Brief:
In full and word for word, copy the listing; no pictures belong in the copy.

--- --- ---

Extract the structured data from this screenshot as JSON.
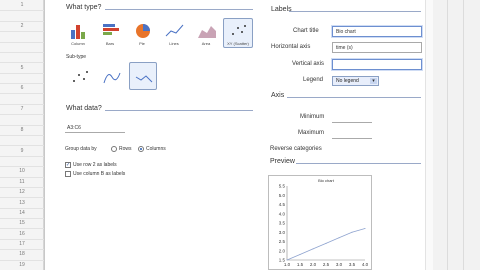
{
  "what_type": {
    "heading": "What type?",
    "types": [
      {
        "label": "Column",
        "icon": "column-chart-icon"
      },
      {
        "label": "Bars",
        "icon": "bar-chart-icon"
      },
      {
        "label": "Pie",
        "icon": "pie-chart-icon"
      },
      {
        "label": "Lines",
        "icon": "line-chart-icon"
      },
      {
        "label": "Area",
        "icon": "area-chart-icon"
      },
      {
        "label": "XY (Scatter)",
        "icon": "scatter-chart-icon"
      }
    ],
    "subtype_heading": "Sub-type"
  },
  "what_data": {
    "heading": "What data?",
    "range_value": "A3:C6",
    "group_label": "Group data by",
    "group_options": [
      "Rows",
      "Columns"
    ],
    "group_selected": "Columns",
    "checkboxes": [
      {
        "label": "Use row 2 as labels",
        "checked": true
      },
      {
        "label": "Use column B as labels",
        "checked": false
      }
    ]
  },
  "labels": {
    "heading": "Labels",
    "chart_title_label": "Chart title",
    "chart_title_value": "Bio chart",
    "horizontal_axis_label": "Horizontal axis",
    "horizontal_axis_value": "time (s)",
    "vertical_axis_label": "Vertical axis",
    "vertical_axis_value": "",
    "legend_label": "Legend",
    "legend_value": "No legend"
  },
  "axis": {
    "heading": "Axis",
    "minimum_label": "Minimum",
    "maximum_label": "Maximum",
    "reverse_label": "Reverse categories"
  },
  "preview": {
    "heading": "Preview"
  },
  "colors": {
    "accent": "#8aa0c4",
    "line": "#8ea3cf"
  },
  "chart_data": {
    "type": "line",
    "title": "Bio chart",
    "x": [
      1.0,
      1.5,
      2.0,
      2.5,
      3.0,
      3.5,
      4.0
    ],
    "y": [
      1.5,
      1.8,
      2.1,
      2.4,
      2.7,
      3.0,
      3.2
    ],
    "x_ticks": [
      "1.0",
      "1.5",
      "2.0",
      "2.5",
      "3.0",
      "3.5",
      "4.0"
    ],
    "y_ticks": [
      "1.5",
      "2.0",
      "2.5",
      "3.0",
      "3.5",
      "4.0",
      "4.5",
      "5.0",
      "5.5"
    ],
    "xlim": [
      1.0,
      4.0
    ],
    "ylim": [
      1.5,
      5.5
    ],
    "grid": false
  },
  "sheet": {
    "row_numbers": [
      "1",
      "",
      "2",
      "",
      "",
      "",
      "5",
      "",
      "6",
      "",
      "7",
      "",
      "8",
      "",
      "9",
      "",
      "10",
      "11",
      "12",
      "13",
      "14",
      "15",
      "16",
      "17",
      "18",
      "19"
    ]
  }
}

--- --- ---

Exercise solution:
Extract the structured data from this screenshot as JSON.
{
  "what_type": {
    "heading": "What type?",
    "types": [
      {
        "label": "Column",
        "icon": "column-chart-icon"
      },
      {
        "label": "Bars",
        "icon": "bar-chart-icon"
      },
      {
        "label": "Pie",
        "icon": "pie-chart-icon"
      },
      {
        "label": "Lines",
        "icon": "line-chart-icon"
      },
      {
        "label": "Area",
        "icon": "area-chart-icon"
      },
      {
        "label": "XY (Scatter)",
        "icon": "scatter-chart-icon"
      }
    ],
    "subtype_heading": "Sub-type"
  },
  "what_data": {
    "heading": "What data?",
    "range_value": "A3:C6",
    "group_label": "Group data by",
    "group_options": [
      "Rows",
      "Columns"
    ],
    "group_selected": "Columns",
    "checkboxes": [
      {
        "label": "Use row 2 as labels",
        "checked": true
      },
      {
        "label": "Use column B as labels",
        "checked": false
      }
    ]
  },
  "labels": {
    "heading": "Labels",
    "chart_title_label": "Chart title",
    "chart_title_value": "Bio chart",
    "horizontal_axis_label": "Horizontal axis",
    "horizontal_axis_value": "time (s)",
    "vertical_axis_label": "Vertical axis",
    "vertical_axis_value": "",
    "legend_label": "Legend",
    "legend_value": "No legend"
  },
  "axis": {
    "heading": "Axis",
    "minimum_label": "Minimum",
    "maximum_label": "Maximum",
    "reverse_label": "Reverse categories"
  },
  "preview": {
    "heading": "Preview"
  },
  "colors": {
    "accent": "#8aa0c4",
    "line": "#8ea3cf"
  },
  "chart_data": {
    "type": "line",
    "title": "Bio chart",
    "x": [
      1.0,
      1.5,
      2.0,
      2.5,
      3.0,
      3.5,
      4.0
    ],
    "y": [
      1.5,
      1.8,
      2.1,
      2.4,
      2.7,
      3.0,
      3.2
    ],
    "x_ticks": [
      "1.0",
      "1.5",
      "2.0",
      "2.5",
      "3.0",
      "3.5",
      "4.0"
    ],
    "y_ticks": [
      "1.5",
      "2.0",
      "2.5",
      "3.0",
      "3.5",
      "4.0",
      "4.5",
      "5.0",
      "5.5"
    ],
    "xlim": [
      1.0,
      4.0
    ],
    "ylim": [
      1.5,
      5.5
    ],
    "grid": false
  },
  "sheet": {
    "row_numbers": [
      "1",
      "",
      "2",
      "",
      "",
      "",
      "5",
      "",
      "6",
      "",
      "7",
      "",
      "8",
      "",
      "9",
      "",
      "10",
      "11",
      "12",
      "13",
      "14",
      "15",
      "16",
      "17",
      "18",
      "19"
    ]
  }
}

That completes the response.